Your task:
Write out every line below with no difference at all.

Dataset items
= Beginning of Section =

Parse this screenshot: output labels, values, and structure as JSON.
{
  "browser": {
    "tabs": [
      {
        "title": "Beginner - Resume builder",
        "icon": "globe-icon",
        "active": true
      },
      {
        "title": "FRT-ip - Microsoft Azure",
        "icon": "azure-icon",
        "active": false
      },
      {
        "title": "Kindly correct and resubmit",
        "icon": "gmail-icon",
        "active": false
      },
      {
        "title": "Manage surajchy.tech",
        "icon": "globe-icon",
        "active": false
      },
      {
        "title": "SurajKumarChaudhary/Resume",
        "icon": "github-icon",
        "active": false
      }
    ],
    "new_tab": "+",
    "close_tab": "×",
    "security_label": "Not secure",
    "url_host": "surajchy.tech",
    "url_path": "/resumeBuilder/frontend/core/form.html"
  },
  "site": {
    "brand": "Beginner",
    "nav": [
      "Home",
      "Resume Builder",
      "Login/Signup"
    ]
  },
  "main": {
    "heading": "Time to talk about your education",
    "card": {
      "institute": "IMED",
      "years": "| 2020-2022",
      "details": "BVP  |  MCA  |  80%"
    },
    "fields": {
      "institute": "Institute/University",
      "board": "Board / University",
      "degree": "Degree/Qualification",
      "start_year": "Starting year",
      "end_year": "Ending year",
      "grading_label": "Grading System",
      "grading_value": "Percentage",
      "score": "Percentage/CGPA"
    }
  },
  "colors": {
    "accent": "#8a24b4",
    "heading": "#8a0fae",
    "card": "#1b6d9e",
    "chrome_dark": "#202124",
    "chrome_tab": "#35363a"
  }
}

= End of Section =

Final answer:
Parse this screenshot: output labels, values, and structure as JSON.
{
  "browser": {
    "tabs": [
      {
        "title": "Beginner - Resume builder",
        "icon": "globe-icon",
        "active": true
      },
      {
        "title": "FRT-ip - Microsoft Azure",
        "icon": "azure-icon",
        "active": false
      },
      {
        "title": "Kindly correct and resubmit",
        "icon": "gmail-icon",
        "active": false
      },
      {
        "title": "Manage surajchy.tech",
        "icon": "globe-icon",
        "active": false
      },
      {
        "title": "SurajKumarChaudhary/Resume",
        "icon": "github-icon",
        "active": false
      }
    ],
    "new_tab": "+",
    "close_tab": "×",
    "security_label": "Not secure",
    "url_host": "surajchy.tech",
    "url_path": "/resumeBuilder/frontend/core/form.html"
  },
  "site": {
    "brand": "Beginner",
    "nav": [
      "Home",
      "Resume Builder",
      "Login/Signup"
    ]
  },
  "main": {
    "heading": "Time to talk about your education",
    "card": {
      "institute": "IMED",
      "years": "| 2020-2022",
      "details": "BVP  |  MCA  |  80%"
    },
    "fields": {
      "institute": "Institute/University",
      "board": "Board / University",
      "degree": "Degree/Qualification",
      "start_year": "Starting year",
      "end_year": "Ending year",
      "grading_label": "Grading System",
      "grading_value": "Percentage",
      "score": "Percentage/CGPA"
    }
  },
  "colors": {
    "accent": "#8a24b4",
    "heading": "#8a0fae",
    "card": "#1b6d9e",
    "chrome_dark": "#202124",
    "chrome_tab": "#35363a"
  }
}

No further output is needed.